── GIVEN RECORDS
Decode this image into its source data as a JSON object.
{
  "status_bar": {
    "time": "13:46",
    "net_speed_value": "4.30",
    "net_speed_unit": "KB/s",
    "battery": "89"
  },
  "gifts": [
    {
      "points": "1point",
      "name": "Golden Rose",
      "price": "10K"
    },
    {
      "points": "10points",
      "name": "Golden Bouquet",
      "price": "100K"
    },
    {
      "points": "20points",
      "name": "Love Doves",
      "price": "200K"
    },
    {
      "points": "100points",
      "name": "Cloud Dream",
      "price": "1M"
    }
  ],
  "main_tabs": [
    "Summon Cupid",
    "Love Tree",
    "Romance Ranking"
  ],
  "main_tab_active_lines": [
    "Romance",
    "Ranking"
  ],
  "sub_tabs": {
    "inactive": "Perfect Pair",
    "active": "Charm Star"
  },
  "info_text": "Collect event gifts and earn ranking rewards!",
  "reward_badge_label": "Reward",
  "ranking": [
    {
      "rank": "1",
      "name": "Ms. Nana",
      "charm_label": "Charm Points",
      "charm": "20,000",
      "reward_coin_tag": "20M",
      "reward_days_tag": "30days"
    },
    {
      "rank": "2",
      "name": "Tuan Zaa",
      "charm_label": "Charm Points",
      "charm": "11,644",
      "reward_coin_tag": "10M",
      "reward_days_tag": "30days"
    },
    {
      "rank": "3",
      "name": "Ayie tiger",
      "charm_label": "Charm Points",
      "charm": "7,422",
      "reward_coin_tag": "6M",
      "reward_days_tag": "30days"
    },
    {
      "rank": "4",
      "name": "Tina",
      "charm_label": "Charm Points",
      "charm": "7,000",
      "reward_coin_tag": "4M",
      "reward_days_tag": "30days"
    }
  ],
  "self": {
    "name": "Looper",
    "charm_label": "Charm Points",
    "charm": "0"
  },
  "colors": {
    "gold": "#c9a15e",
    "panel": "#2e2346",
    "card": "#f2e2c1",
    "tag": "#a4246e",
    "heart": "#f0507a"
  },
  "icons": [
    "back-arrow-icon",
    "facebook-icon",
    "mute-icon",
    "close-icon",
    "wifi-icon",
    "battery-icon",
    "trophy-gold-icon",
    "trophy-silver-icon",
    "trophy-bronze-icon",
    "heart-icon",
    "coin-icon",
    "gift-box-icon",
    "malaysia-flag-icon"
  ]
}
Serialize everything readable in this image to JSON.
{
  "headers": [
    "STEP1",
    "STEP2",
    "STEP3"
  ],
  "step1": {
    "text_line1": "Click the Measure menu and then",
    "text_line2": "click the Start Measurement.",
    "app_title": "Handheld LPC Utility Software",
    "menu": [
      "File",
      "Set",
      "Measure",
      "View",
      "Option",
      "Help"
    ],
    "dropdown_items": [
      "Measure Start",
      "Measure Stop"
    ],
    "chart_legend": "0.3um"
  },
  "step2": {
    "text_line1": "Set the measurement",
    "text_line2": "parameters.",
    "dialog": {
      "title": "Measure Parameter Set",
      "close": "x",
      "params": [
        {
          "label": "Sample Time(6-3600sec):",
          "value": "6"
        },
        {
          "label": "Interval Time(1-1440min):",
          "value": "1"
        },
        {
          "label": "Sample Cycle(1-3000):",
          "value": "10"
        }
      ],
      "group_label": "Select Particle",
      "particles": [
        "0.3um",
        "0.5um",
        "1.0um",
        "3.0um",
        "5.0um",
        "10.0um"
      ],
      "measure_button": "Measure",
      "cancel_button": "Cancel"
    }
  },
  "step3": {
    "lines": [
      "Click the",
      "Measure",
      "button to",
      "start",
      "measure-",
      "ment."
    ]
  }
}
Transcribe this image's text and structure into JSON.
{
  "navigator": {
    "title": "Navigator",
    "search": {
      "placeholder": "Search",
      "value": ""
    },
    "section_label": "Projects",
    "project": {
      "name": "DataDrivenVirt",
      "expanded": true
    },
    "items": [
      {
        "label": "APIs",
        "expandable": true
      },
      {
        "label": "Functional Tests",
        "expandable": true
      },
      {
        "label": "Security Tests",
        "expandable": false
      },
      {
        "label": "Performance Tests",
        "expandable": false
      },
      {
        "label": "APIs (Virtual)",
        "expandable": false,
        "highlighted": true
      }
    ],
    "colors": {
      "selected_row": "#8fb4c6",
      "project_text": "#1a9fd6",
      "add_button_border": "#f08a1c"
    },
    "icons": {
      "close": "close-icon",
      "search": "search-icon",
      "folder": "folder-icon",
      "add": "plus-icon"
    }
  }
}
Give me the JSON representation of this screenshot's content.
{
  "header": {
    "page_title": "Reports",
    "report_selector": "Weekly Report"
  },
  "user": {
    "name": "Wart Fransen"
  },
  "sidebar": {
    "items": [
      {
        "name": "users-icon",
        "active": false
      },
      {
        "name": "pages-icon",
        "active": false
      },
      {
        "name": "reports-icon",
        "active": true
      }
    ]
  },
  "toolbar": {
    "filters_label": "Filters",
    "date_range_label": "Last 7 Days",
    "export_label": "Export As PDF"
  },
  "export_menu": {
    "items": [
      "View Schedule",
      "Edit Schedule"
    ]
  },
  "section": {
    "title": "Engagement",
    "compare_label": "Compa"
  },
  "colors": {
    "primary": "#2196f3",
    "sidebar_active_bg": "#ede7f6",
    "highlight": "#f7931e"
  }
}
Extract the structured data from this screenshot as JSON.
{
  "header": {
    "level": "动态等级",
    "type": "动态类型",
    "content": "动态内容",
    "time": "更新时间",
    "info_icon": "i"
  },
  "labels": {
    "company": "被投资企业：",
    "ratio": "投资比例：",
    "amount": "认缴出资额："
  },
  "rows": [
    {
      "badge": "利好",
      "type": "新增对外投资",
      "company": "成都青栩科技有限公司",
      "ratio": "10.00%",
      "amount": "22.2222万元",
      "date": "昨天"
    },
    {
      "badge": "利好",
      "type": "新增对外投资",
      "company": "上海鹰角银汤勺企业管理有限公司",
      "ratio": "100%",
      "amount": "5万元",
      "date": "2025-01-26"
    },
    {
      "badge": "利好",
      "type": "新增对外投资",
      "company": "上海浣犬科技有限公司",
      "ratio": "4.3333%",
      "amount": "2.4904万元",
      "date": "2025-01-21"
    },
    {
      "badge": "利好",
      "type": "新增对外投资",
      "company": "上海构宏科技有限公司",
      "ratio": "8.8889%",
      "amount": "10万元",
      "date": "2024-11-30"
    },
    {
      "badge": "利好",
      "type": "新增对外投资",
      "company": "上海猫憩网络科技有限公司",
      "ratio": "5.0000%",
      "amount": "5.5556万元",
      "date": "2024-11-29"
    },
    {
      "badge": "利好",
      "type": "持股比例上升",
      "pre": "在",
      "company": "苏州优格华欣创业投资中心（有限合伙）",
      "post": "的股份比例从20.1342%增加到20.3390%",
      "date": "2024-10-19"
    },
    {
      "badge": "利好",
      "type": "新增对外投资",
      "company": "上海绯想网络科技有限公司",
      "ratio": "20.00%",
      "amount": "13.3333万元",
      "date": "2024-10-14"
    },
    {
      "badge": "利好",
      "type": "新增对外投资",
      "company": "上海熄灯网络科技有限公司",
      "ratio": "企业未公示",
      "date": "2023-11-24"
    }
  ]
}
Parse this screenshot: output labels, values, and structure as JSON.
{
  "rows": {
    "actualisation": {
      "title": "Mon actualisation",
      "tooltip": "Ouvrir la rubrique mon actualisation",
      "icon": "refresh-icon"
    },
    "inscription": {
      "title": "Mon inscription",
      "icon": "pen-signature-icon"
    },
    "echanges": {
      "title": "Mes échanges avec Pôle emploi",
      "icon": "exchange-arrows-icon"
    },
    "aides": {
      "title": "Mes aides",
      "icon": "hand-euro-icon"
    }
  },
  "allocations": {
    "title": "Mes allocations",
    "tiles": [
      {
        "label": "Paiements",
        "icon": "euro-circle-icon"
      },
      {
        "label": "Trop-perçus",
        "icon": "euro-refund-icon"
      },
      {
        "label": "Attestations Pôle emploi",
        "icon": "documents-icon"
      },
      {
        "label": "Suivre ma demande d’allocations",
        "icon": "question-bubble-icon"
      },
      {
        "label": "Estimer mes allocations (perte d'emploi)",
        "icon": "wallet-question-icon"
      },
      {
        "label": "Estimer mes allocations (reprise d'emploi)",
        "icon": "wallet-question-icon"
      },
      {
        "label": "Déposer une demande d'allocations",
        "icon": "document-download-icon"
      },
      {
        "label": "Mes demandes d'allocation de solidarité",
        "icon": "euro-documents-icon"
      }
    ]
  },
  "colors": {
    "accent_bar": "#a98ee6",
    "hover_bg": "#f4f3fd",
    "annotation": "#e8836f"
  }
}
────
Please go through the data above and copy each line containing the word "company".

SOLUTION FOR THIS TASK =
    "company": "被投资企业：",
      "company": "成都青栩科技有限公司",
      "company": "上海鹰角银汤勺企业管理有限公司",
      "company": "上海浣犬科技有限公司",
      "company": "上海构宏科技有限公司",
      "company": "上海猫憩网络科技有限公司",
      "company": "苏州优格华欣创业投资中心（有限合伙）",
      "company": "上海绯想网络科技有限公司",
      "company": "上海熄灯网络科技有限公司",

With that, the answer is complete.